Through his yoga practice, he achieved that tingling feeling throughout his body he felt after first being injured. Although he knows it won’t help him walk again, he says it helps clue him into when he is developing a pressure sore or when he should use the bathroom.
“With a spinal-cord injury, your mind never stops talking to your body or your body never stops talking to your mind. It just changes its voice,” Sanford says. “It’s like your body has laryngitis and your mind can’t hear it, but it’s still communicating and some sort of mind-body practice allows you to
recognize that there’s still a lot of dynamic flowing through mind and body — it’s just much more subtle.”
Just as it helps mentally with the mind-body connection, yoga has the same effects of any good exercise — building strength, increasing flexibility and balance and boosting energy levels.
These advantages have impacted Dailey, who, before yoga, had a lot of trouble transferring. Sanford taught Dailey how to push through his feet to ground himself to the Earth, rather than dragging his bottom half along.
“I never really had a connection to the Earth, and when they lifted me out of the chair and put me on the floor on the mat, it’s hard to put into words. But I was part of the group and part of the room, and the injury didn’t matter anymore,” Dailey says.
As Dailey returns home from his weekly yoga class, he transfers seamlessly to the couch, something he’s never been able to do before.

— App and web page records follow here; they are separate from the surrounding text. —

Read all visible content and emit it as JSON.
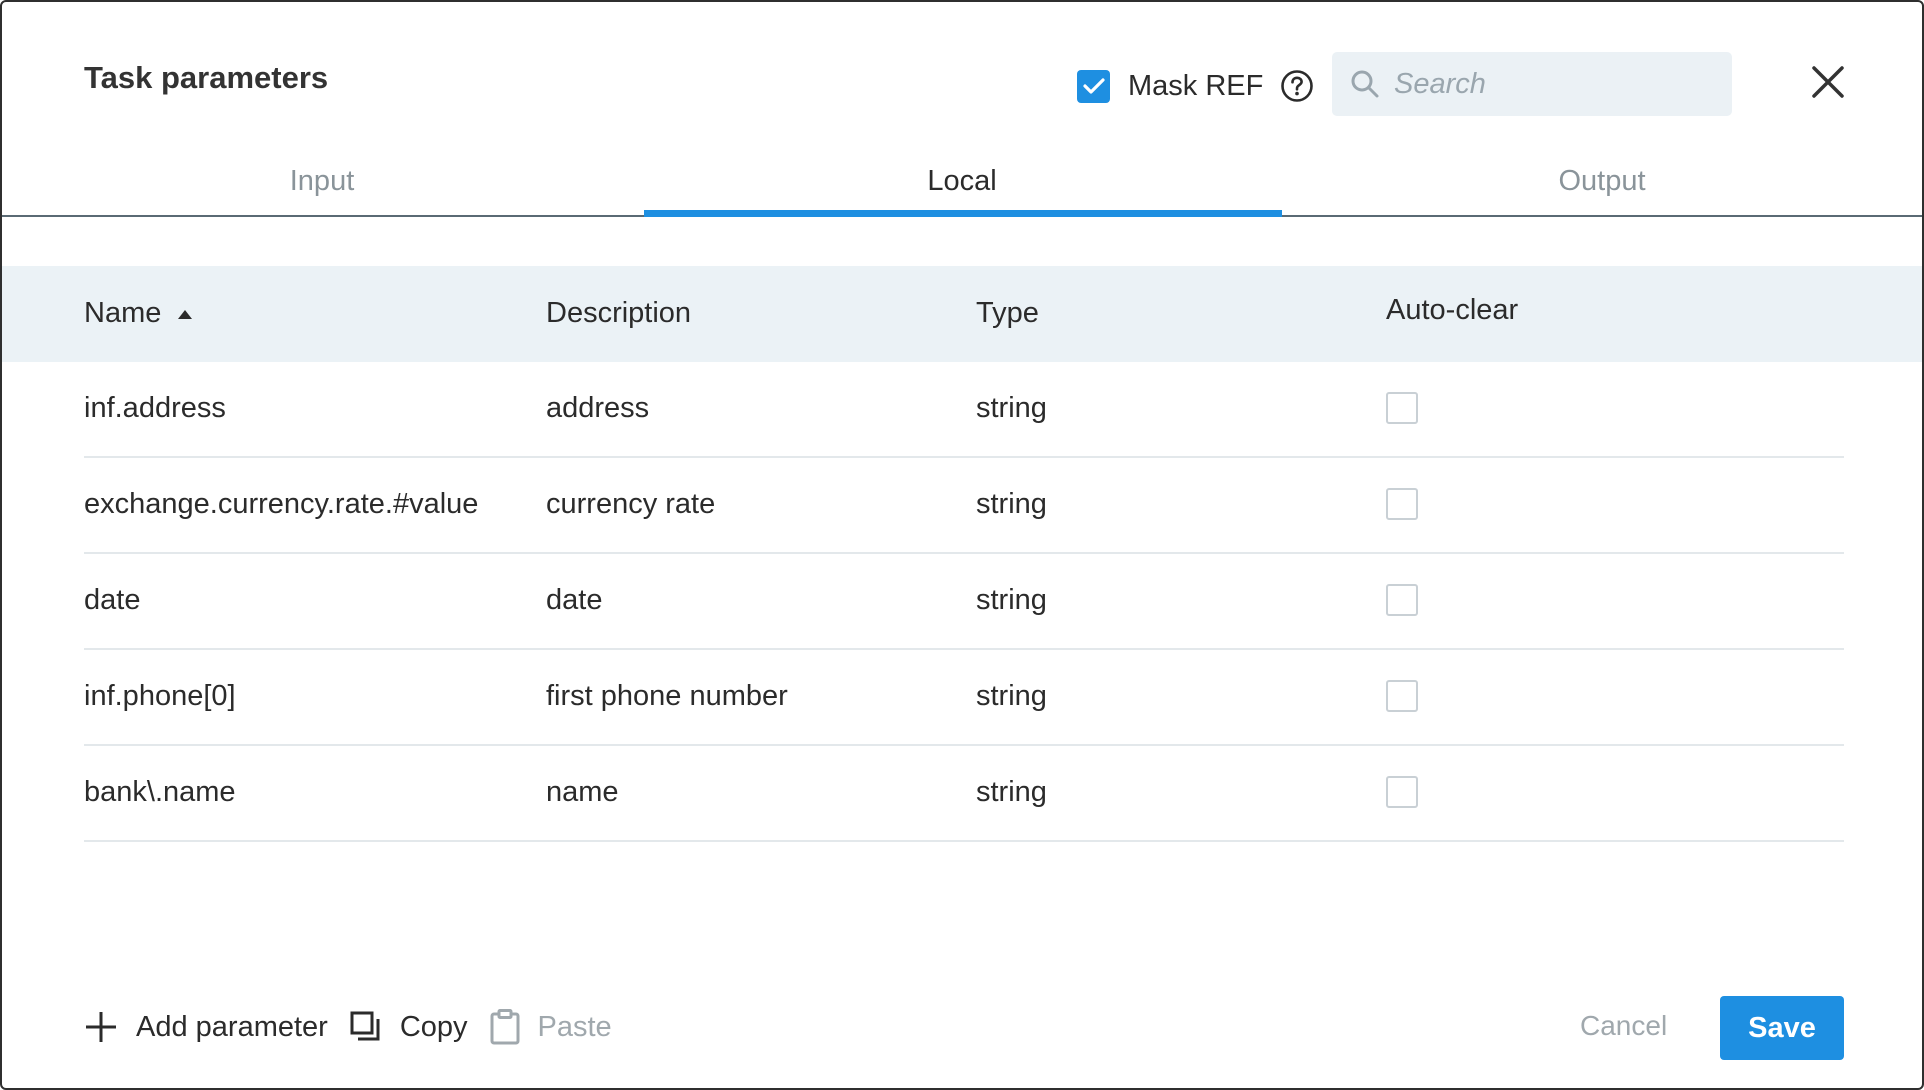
{
  "dialog": {
    "title": "Task parameters",
    "mask_ref": {
      "label": "Mask REF",
      "checked": true
    },
    "search": {
      "placeholder": "Search",
      "value": ""
    },
    "close_icon": "close-icon",
    "help_icon": "help-circle-icon"
  },
  "tabs": [
    {
      "label": "Input",
      "active": false
    },
    {
      "label": "Local",
      "active": true
    },
    {
      "label": "Output",
      "active": false
    }
  ],
  "table": {
    "headers": {
      "name": "Name",
      "description": "Description",
      "type": "Type",
      "auto_clear": "Auto-clear"
    },
    "sort": {
      "column": "name",
      "direction": "ascending",
      "icon": "sort-ascending-icon"
    },
    "rows": [
      {
        "name": "inf.address",
        "description": "address",
        "type": "string",
        "auto_clear": false
      },
      {
        "name": "exchange.currency.rate.#value",
        "description": "currency rate",
        "type": "string",
        "auto_clear": false
      },
      {
        "name": "date",
        "description": "date",
        "type": "string",
        "auto_clear": false
      },
      {
        "name": "inf.phone[0]",
        "description": "first phone number",
        "type": "string",
        "auto_clear": false
      },
      {
        "name": "bank\\.name",
        "description": "name",
        "type": "string",
        "auto_clear": false
      }
    ]
  },
  "footer": {
    "add_label": "Add parameter",
    "copy_label": "Copy",
    "paste_label": "Paste",
    "paste_disabled": true,
    "cancel_label": "Cancel",
    "save_label": "Save"
  },
  "colors": {
    "accent": "#1e8fe1",
    "header_bg": "#ebf2f6",
    "search_bg": "#ebf1f5",
    "muted_text": "#a0a8ad"
  }
}
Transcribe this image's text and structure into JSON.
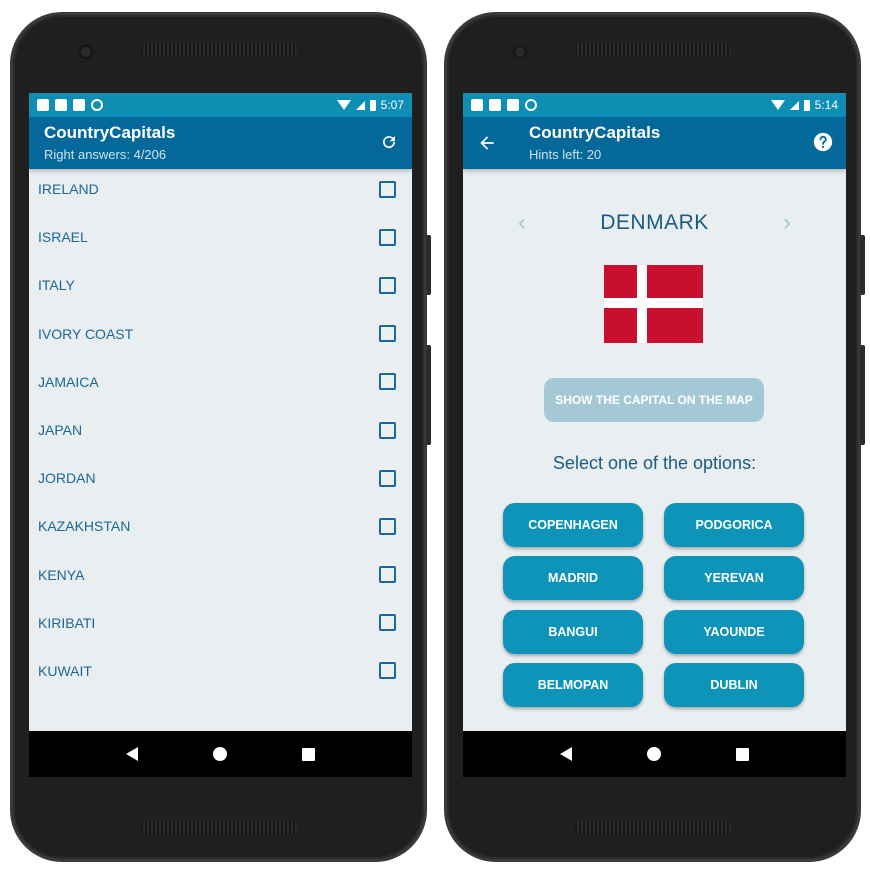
{
  "left_phone": {
    "status": {
      "time": "5:07"
    },
    "app_bar": {
      "title": "CountryCapitals",
      "subtitle": "Right answers: 4/206"
    },
    "list": [
      {
        "label": "IRELAND",
        "checked": false
      },
      {
        "label": "ISRAEL",
        "checked": false
      },
      {
        "label": "ITALY",
        "checked": false
      },
      {
        "label": "IVORY COAST",
        "checked": false
      },
      {
        "label": "JAMAICA",
        "checked": false
      },
      {
        "label": "JAPAN",
        "checked": false
      },
      {
        "label": "JORDAN",
        "checked": false
      },
      {
        "label": "KAZAKHSTAN",
        "checked": false
      },
      {
        "label": "KENYA",
        "checked": false
      },
      {
        "label": "KIRIBATI",
        "checked": false
      },
      {
        "label": "KUWAIT",
        "checked": false
      }
    ]
  },
  "right_phone": {
    "status": {
      "time": "5:14"
    },
    "app_bar": {
      "title": "CountryCapitals",
      "subtitle": "Hints left: 20"
    },
    "country": "DENMARK",
    "chevron_left": "‹",
    "chevron_right": "›",
    "map_button": "SHOW THE CAPITAL ON THE MAP",
    "prompt": "Select one of the options:",
    "options": [
      "COPENHAGEN",
      "PODGORICA",
      "MADRID",
      "YEREVAN",
      "BANGUI",
      "YAOUNDE",
      "BELMOPAN",
      "DUBLIN"
    ]
  },
  "colors": {
    "status_bar": "#0f8eb4",
    "app_bar": "#05689a",
    "accent": "#0e94b8",
    "text": "#1b6797",
    "screen_bg": "#e9eef0",
    "flag_red": "#c8102e"
  },
  "icons": [
    "refresh-icon",
    "back-arrow-icon",
    "help-icon",
    "wifi-icon",
    "signal-icon",
    "battery-icon"
  ]
}
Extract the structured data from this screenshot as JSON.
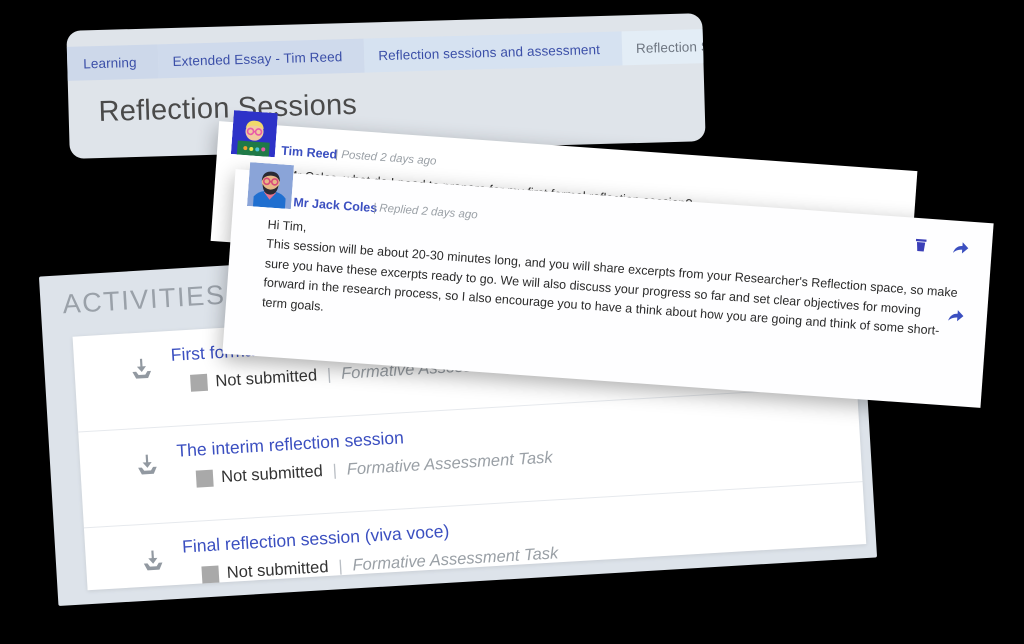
{
  "header": {
    "page_title": "Reflection Sessions",
    "breadcrumb": [
      {
        "label": "Learning",
        "current": false
      },
      {
        "label": "Extended Essay - Tim Reed",
        "current": false
      },
      {
        "label": "Reflection sessions and assessment",
        "current": false
      },
      {
        "label": "Reflection Sessions",
        "current": true
      }
    ]
  },
  "activities": {
    "section_title": "ACTIVITIES",
    "items": [
      {
        "title": "First formal reflection session",
        "status": "Not submitted",
        "separator": "|",
        "assessment_type": "Formative Assessment Task",
        "icon": "download-icon"
      },
      {
        "title": "The interim reflection session",
        "status": "Not submitted",
        "separator": "|",
        "assessment_type": "Formative Assessment Task",
        "icon": "download-icon"
      },
      {
        "title": "Final reflection session (viva voce)",
        "status": "Not submitted",
        "separator": "|",
        "assessment_type": "Formative Assessment Task",
        "icon": "download-icon"
      }
    ]
  },
  "comments": [
    {
      "author": "Tim Reed",
      "separator": "|",
      "timestamp": "Posted 2 days ago",
      "body": "Hi Mr Coles, what do I need to prepare for my first formal reflection session?",
      "avatar": "student-avatar"
    },
    {
      "author": "Mr Jack Coles",
      "separator": "|",
      "timestamp": "Replied 2 days ago",
      "greeting": "Hi Tim,",
      "body": "This session will be about 20-30 minutes long, and you will share excerpts from your Researcher's Reflection space, so make sure you have these excerpts ready to go. We will also discuss your progress so far and set clear objectives for moving forward in the research process, so I also encourage you to have a think about how you are going and think of some short-term goals.",
      "avatar": "teacher-avatar"
    }
  ],
  "actions": {
    "delete_icon": "trash-icon",
    "reply_icon": "reply-arrow-icon"
  },
  "colors": {
    "link_blue": "#3b4fc0",
    "header_bg": "#dfe4ea",
    "panel_bg": "#dde3ea",
    "status_grey": "#a9a9a9",
    "muted_text": "#9aa0a6"
  }
}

Seven years after his first class, Dailey is hooked on yoga and never turning back.
For more information, visit sharp.com/rehab or mindbodysolutions.org.